Driving around Seattle, it’s hard not to notice how much the homelessness crisis is deepening. To most of us, it’s something we confront every day on our way to work. But for the city’s Uber driver-partners, the effects of homelessness on the city are a constant presence.

This year, Wellspring has received a $10,000 grant from Uber, offering our staff and clients free rides to and from our offices. We decided to talk to some of our own Uber driver partners about the effects of homelessness they’ve seen in Seattle.

James said he’d noticed how much things have changed. “It’s worse now than it was a few years ago. Any freeway you get on you’re going to see a tent somewhere.” He described how new visitors to Seattle were shocked by the homelessness situation but that locally “I think most people just ignore it.” He empathized with many of the families experiencing homelessness, saying, “A lot of them have jobs, they just can’t afford to live here.” He summed up his feelings of the homelessness crisis, “There’s a lot of Band-Aids, but no fixes.”

Jafer had similar feelings. He spoke about some of the barriers that many of our clients face when it comes to finding housing. “With landlords the requirements are very high…. I know some people are working, but they’re homeless. They just go in a shelter. They just don’t make enough money, you know? Every year you see more and more homeless.”

Mercedes was our biggest surprise. When we asked her to speak about her experiences, she revealed that at one point she had been homeless. After her husband lost his job, the setback brought on a period of mental illness for him that he found it hard to come back from. Mercedes worked alone to raise her children, and put them through university. But later after becoming ill with diabetes, she lost her own job and home. At that point she found herself bouncing between friends, sleeping on their couches, trying to manage her health, while finding a job and a place to live.
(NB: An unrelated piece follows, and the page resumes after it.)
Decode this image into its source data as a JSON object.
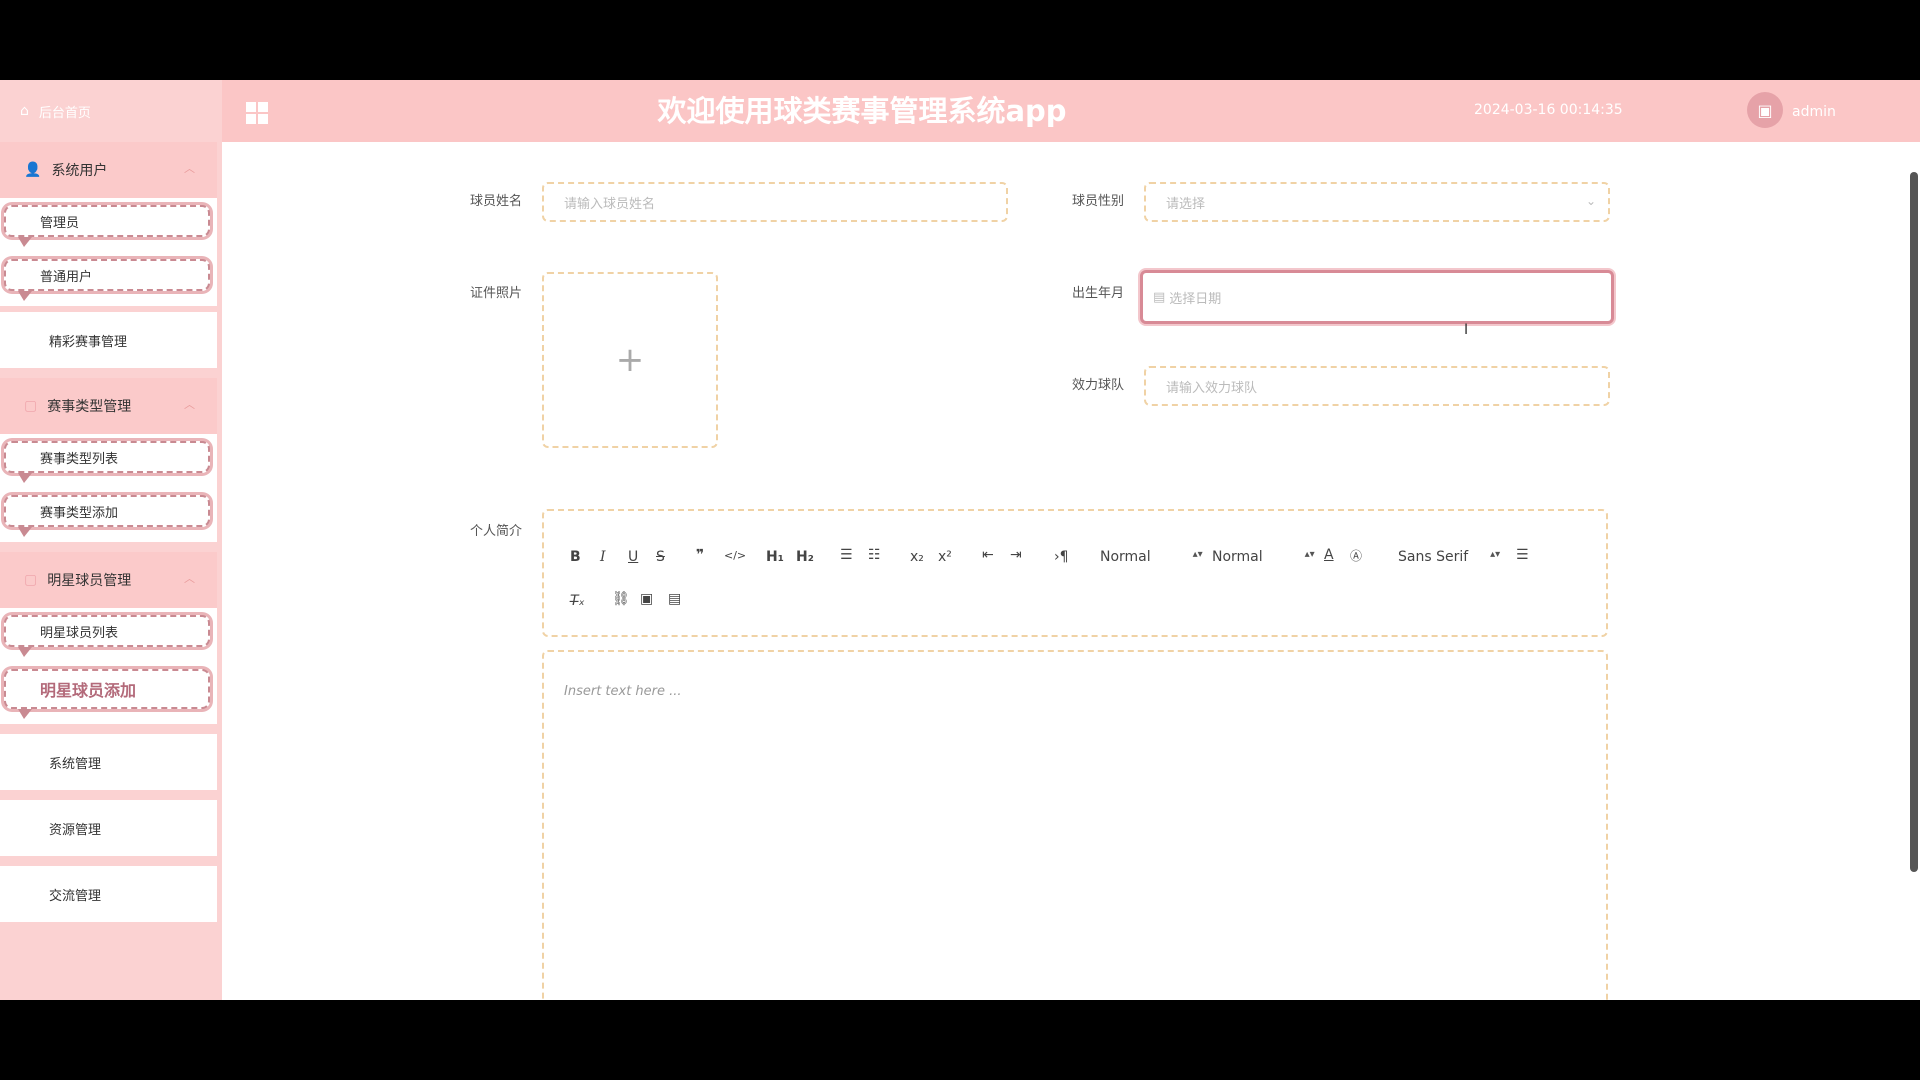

Eventually, she found part-time work and a home, but without full-time hours she wasn’t making enough income. Her job as an office manager was only for 5 hours per day, so she decided to drive with Uber for the other three. She loves to drive, because in her own words, “I love people.” She was thankful for Uber for the opportunity to supplement her income. Wellspring Family Services is just as thankful for Uber’s generosity, as we use their grant to support our families.


Photo by Paul Weeks shared through a CC license.